Why technology didn’t (and won’t) destroy the Church


It's been nearly four years since former Newsweek religion editor Lisa Miller warned that advances in technology could demolish the 2000-year-old Christian Church. The advent of Bible apps for tablets and smartphones, Miller argued, amounted to a "new crisis for organized religion" whereby "believers can bypass constraining religious structures - otherwise known as “church” - in favor of a more individual connection with God." Prophetic predictions of the demise of the Christian Church have almost become a tradition among religion writers. As with the others, Miller's has amounted to naught.

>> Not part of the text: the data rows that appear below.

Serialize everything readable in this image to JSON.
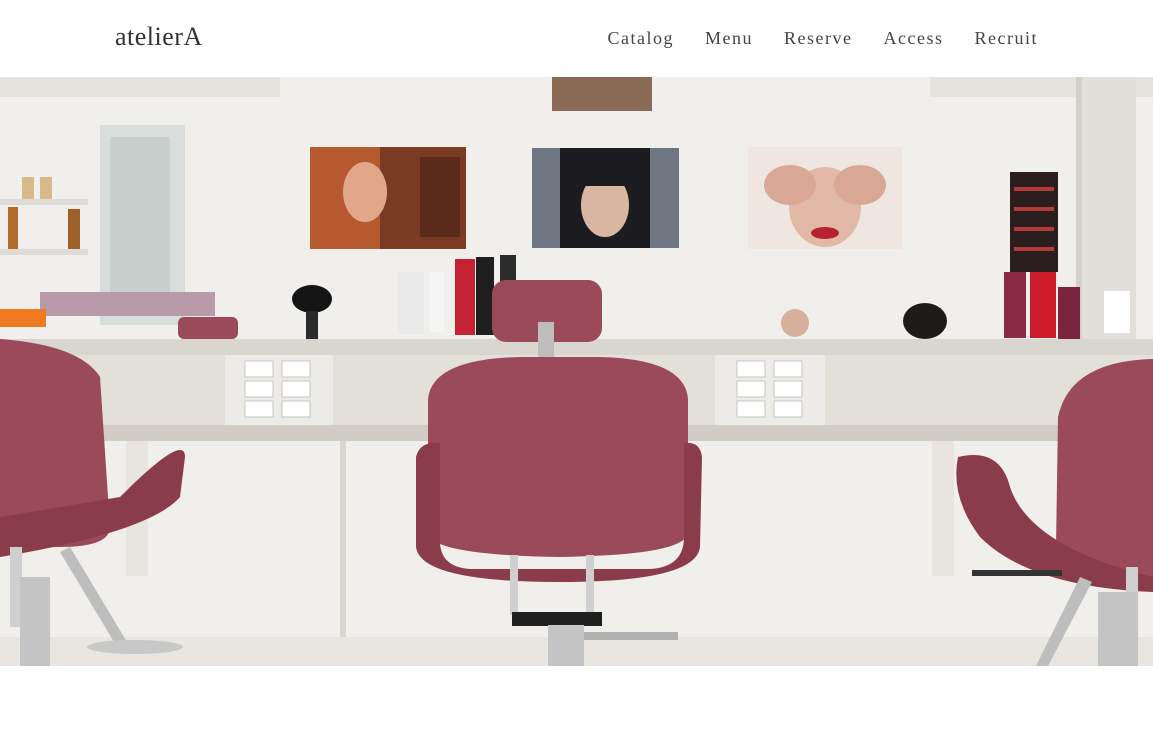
{
  "header": {
    "logo": "atelierA",
    "nav": [
      {
        "label": "Catalog"
      },
      {
        "label": "Menu"
      },
      {
        "label": "Reserve"
      },
      {
        "label": "Access"
      },
      {
        "label": "Recruit"
      }
    ]
  },
  "hero": {
    "image": "salon-interior-photo",
    "colors": {
      "chair": "#9b4a5a",
      "wall": "#f2f0ec",
      "counter": "#dcd8d2"
    }
  }
}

Instead of having a completely negative affect on the Christian religion, technology has become an empowerment tool for both pastors and parishioners. Online versions of the Bible are one factor people point to when citing reasons for increased engagement with the Good Book. But on the other side of the pulpit, technology is now empowering pastors to minister more effectively.

According to a Barna Group survey, 97 percent of pastors now use the Internet to find information compared with 78 percent in 2000. Thirty-nine percent of pastors said they had a spiritual or religious experience via the Internet while only 15 percent said the same in 2000. The only surveyed function of technology that did not grow among pastors over the same period was using the Internet to play video games.  As it turns out, your pastor isn't playing Minecraft when he or she should be preparing a sermon.

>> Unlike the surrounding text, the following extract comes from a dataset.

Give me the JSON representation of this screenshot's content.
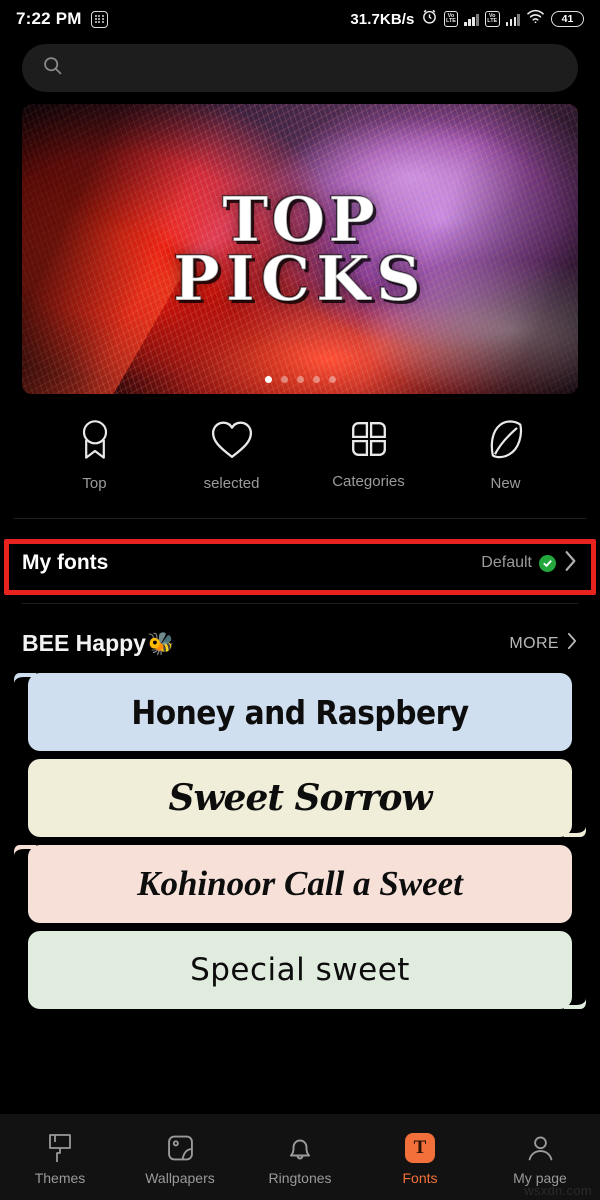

The survey also showed that pastors are warming to the idea that it is "theologically acceptable for a church to provide faith assistance or religious experiences through the internet." Eighty-seven percent of pastors polled said they agree with that statement. Only 8 percent of pastors considered websites and Internet activities to be a distraction and more than half said the Internet "is a powerful tool for effective ministry."